### TASK DETAILS
Every record must be copied exactly. Leave nothing out.

(App and web page records)
= Beginning of Section =

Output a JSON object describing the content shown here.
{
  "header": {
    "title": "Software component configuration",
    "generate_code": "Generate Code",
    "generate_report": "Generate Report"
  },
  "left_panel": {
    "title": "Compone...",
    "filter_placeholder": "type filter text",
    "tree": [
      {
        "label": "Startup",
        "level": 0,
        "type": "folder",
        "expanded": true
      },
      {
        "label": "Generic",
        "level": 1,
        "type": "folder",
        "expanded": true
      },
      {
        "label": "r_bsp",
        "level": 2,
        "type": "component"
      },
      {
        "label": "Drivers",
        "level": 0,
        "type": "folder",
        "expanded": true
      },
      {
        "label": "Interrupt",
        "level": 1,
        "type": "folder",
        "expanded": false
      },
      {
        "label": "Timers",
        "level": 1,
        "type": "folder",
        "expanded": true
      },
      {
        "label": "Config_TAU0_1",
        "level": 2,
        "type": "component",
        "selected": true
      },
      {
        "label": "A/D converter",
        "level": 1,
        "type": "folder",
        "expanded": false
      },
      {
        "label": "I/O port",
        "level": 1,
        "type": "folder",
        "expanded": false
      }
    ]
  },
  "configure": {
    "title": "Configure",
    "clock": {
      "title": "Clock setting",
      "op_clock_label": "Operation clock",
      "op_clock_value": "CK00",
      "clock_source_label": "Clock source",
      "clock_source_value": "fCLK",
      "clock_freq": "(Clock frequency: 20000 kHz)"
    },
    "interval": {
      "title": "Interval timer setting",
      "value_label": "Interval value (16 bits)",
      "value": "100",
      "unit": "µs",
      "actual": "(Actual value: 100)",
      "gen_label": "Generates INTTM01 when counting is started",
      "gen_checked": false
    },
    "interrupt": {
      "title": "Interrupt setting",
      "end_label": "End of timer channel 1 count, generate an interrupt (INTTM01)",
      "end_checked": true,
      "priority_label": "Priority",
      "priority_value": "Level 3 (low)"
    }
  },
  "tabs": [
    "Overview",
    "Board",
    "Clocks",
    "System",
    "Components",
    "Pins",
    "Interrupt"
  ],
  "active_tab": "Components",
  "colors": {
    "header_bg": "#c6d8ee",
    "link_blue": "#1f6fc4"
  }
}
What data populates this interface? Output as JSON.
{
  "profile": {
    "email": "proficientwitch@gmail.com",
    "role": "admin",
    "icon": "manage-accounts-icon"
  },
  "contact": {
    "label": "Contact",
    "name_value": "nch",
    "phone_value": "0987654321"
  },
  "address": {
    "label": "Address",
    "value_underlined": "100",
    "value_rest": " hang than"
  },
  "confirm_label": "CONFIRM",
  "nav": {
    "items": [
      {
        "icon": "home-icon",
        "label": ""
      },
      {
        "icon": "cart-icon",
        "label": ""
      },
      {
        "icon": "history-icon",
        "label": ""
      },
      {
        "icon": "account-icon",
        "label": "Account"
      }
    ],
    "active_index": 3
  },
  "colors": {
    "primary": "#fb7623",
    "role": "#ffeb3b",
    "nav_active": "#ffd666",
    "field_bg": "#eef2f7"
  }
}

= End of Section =

### EXERCISE RESULT
Output a JSON object describing the content shown here.
{
  "header": {
    "title": "Software component configuration",
    "generate_code": "Generate Code",
    "generate_report": "Generate Report"
  },
  "left_panel": {
    "title": "Compone...",
    "filter_placeholder": "type filter text",
    "tree": [
      {
        "label": "Startup",
        "level": 0,
        "type": "folder",
        "expanded": true
      },
      {
        "label": "Generic",
        "level": 1,
        "type": "folder",
        "expanded": true
      },
      {
        "label": "r_bsp",
        "level": 2,
        "type": "component"
      },
      {
        "label": "Drivers",
        "level": 0,
        "type": "folder",
        "expanded": true
      },
      {
        "label": "Interrupt",
        "level": 1,
        "type": "folder",
        "expanded": false
      },
      {
        "label": "Timers",
        "level": 1,
        "type": "folder",
        "expanded": true
      },
      {
        "label": "Config_TAU0_1",
        "level": 2,
        "type": "component",
        "selected": true
      },
      {
        "label": "A/D converter",
        "level": 1,
        "type": "folder",
        "expanded": false
      },
      {
        "label": "I/O port",
        "level": 1,
        "type": "folder",
        "expanded": false
      }
    ]
  },
  "configure": {
    "title": "Configure",
    "clock": {
      "title": "Clock setting",
      "op_clock_label": "Operation clock",
      "op_clock_value": "CK00",
      "clock_source_label": "Clock source",
      "clock_source_value": "fCLK",
      "clock_freq": "(Clock frequency: 20000 kHz)"
    },
    "interval": {
      "title": "Interval timer setting",
      "value_label": "Interval value (16 bits)",
      "value": "100",
      "unit": "µs",
      "actual": "(Actual value: 100)",
      "gen_label": "Generates INTTM01 when counting is started",
      "gen_checked": false
    },
    "interrupt": {
      "title": "Interrupt setting",
      "end_label": "End of timer channel 1 count, generate an interrupt (INTTM01)",
      "end_checked": true,
      "priority_label": "Priority",
      "priority_value": "Level 3 (low)"
    }
  },
  "tabs": [
    "Overview",
    "Board",
    "Clocks",
    "System",
    "Components",
    "Pins",
    "Interrupt"
  ],
  "active_tab": "Components",
  "colors": {
    "header_bg": "#c6d8ee",
    "link_blue": "#1f6fc4"
  }
}
What data populates this interface? Output as JSON.
{
  "profile": {
    "email": "proficientwitch@gmail.com",
    "role": "admin",
    "icon": "manage-accounts-icon"
  },
  "contact": {
    "label": "Contact",
    "name_value": "nch",
    "phone_value": "0987654321"
  },
  "address": {
    "label": "Address",
    "value_underlined": "100",
    "value_rest": " hang than"
  },
  "confirm_label": "CONFIRM",
  "nav": {
    "items": [
      {
        "icon": "home-icon",
        "label": ""
      },
      {
        "icon": "cart-icon",
        "label": ""
      },
      {
        "icon": "history-icon",
        "label": ""
      },
      {
        "icon": "account-icon",
        "label": "Account"
      }
    ],
    "active_index": 3
  },
  "colors": {
    "primary": "#fb7623",
    "role": "#ffeb3b",
    "nav_active": "#ffd666",
    "field_bg": "#eef2f7"
  }
}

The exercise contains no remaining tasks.